Confederate Prison Site
Built in 1833, Alton houses Illinois' first state penitentiary. During the Civil War, the facility imprisoned thousands of Confederate soldiers. Partial remains of the structure can still be observed today.
Confederate Cemetery and Memorial
This monument remembers those who died in the infamous Alton prison. A smallpox virus spread rapidly through the Alton Prison in 1863, killing more than 1,435 incarcerated soldiers. The soldiers are laid to rest here and each of their names is commemorated at the Memorial. The Alton Prison and Confederate Cemetery are some of the rare northernmost monuments to the Confederate Soldier.
Lincoln & Civil War Legacy Trail
Walk in the footsteps of Abraham and Mary Todd Lincoln, and Civil War soldiers from both North and South. Experience the life of young Lincoln as a lawyer, duelist and orator. It was here that the final Lincoln-Douglas Debate took place, with the issue of slavery on the minds of spectators. It was here that Confederate soldiers were held captive, died and were buried. It was here that Alton resident and U.S. Senator Lyman Trumbull authored the 13th Amendment, putting an end to slavery in the United States. Experience the 11 historic sites interpreted along the Lincoln & Civil War Legacy Trail.
J.E. Robinson Underground Railroad Tours

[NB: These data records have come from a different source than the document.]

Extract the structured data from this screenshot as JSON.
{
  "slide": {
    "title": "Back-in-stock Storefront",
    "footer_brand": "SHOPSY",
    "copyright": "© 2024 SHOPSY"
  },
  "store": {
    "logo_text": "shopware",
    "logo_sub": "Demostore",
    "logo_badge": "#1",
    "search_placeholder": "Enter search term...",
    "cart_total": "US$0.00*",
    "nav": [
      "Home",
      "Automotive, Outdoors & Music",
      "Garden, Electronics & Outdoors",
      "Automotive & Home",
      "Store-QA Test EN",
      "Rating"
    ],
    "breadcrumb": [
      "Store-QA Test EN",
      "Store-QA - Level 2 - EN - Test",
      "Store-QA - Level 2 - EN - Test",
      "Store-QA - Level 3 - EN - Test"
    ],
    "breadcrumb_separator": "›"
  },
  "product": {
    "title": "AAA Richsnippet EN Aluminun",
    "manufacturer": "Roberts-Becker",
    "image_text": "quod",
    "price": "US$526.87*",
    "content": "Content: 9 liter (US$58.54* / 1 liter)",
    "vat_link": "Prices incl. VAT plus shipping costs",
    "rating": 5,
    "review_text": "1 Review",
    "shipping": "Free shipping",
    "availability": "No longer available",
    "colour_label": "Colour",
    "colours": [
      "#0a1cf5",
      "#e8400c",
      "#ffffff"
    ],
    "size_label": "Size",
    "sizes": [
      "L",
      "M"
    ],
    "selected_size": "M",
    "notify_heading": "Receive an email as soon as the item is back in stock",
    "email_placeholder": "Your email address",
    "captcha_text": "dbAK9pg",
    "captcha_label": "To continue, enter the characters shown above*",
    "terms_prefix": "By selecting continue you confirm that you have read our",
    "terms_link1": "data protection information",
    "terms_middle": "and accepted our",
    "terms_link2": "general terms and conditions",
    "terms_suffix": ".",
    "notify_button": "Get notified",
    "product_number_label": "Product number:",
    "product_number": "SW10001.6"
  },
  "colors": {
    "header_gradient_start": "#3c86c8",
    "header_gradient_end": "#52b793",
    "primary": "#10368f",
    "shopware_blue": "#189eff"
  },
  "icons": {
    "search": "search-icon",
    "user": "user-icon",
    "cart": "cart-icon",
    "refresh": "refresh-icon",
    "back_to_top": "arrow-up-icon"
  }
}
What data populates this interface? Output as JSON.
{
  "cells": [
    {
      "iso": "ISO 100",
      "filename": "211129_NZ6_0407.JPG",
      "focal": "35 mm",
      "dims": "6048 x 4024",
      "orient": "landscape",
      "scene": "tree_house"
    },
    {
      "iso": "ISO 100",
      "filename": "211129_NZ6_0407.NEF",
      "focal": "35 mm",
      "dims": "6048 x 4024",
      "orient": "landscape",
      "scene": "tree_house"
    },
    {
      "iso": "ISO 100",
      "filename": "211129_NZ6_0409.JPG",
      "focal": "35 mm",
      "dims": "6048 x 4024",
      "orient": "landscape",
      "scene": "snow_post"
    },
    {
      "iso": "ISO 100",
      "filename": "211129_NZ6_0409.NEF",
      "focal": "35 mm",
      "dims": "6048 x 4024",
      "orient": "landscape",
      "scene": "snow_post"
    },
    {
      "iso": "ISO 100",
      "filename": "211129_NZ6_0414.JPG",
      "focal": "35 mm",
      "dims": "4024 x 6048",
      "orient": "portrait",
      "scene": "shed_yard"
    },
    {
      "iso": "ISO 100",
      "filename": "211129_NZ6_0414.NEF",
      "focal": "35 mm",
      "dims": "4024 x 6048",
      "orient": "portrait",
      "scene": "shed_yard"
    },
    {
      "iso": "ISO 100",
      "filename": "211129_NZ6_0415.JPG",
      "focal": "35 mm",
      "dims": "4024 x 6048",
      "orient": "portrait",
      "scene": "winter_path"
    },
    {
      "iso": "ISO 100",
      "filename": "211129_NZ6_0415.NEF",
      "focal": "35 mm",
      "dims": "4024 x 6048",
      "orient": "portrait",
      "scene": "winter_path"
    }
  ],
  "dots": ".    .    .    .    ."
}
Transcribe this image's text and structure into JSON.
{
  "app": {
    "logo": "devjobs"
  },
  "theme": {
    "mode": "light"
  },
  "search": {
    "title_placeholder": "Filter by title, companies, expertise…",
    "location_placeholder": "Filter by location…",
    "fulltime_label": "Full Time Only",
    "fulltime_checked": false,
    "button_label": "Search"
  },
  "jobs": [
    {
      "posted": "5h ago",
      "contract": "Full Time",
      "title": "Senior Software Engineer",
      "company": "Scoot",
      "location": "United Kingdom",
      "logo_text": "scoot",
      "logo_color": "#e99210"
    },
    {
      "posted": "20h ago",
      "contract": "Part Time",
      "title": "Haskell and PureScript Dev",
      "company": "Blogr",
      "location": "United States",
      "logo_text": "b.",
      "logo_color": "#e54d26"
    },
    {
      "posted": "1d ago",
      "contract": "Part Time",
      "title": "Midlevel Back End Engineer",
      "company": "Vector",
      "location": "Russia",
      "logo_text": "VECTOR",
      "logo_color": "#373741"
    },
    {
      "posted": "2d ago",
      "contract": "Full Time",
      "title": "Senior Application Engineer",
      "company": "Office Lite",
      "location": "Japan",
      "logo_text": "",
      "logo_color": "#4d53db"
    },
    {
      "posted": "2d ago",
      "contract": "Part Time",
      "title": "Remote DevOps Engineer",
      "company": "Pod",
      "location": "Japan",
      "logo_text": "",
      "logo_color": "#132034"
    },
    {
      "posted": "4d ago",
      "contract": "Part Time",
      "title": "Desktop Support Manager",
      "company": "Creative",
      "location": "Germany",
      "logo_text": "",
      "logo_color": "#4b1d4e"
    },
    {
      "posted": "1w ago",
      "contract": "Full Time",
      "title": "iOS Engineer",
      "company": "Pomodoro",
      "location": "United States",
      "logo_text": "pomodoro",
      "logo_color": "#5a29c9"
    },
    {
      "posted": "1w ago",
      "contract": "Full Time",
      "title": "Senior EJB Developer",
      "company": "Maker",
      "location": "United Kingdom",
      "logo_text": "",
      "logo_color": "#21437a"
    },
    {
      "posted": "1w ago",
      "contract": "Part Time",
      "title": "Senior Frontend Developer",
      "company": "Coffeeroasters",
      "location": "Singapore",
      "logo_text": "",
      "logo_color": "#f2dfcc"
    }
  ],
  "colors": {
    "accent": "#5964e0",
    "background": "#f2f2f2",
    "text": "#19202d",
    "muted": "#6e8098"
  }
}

In the early 1800s, Alton became a safe haven for slaves escaping from the bonds of slavery. Because of the area's neighboring slave state of Missouri, runaways found refuge in the free land surrounding Alton. The tunnels of the Underground Railroad run deep beneath the streets along the "Alton Route." The area was a major stop along the Underground Railroad, hiding slaves in caves, barns and basements throughout Alton, Otterville and Jerseyville. Hear the slave's tales, feel their fear and learn about Alton's remarkable past on an Underground Railroad Tour. Tours available by appointment only.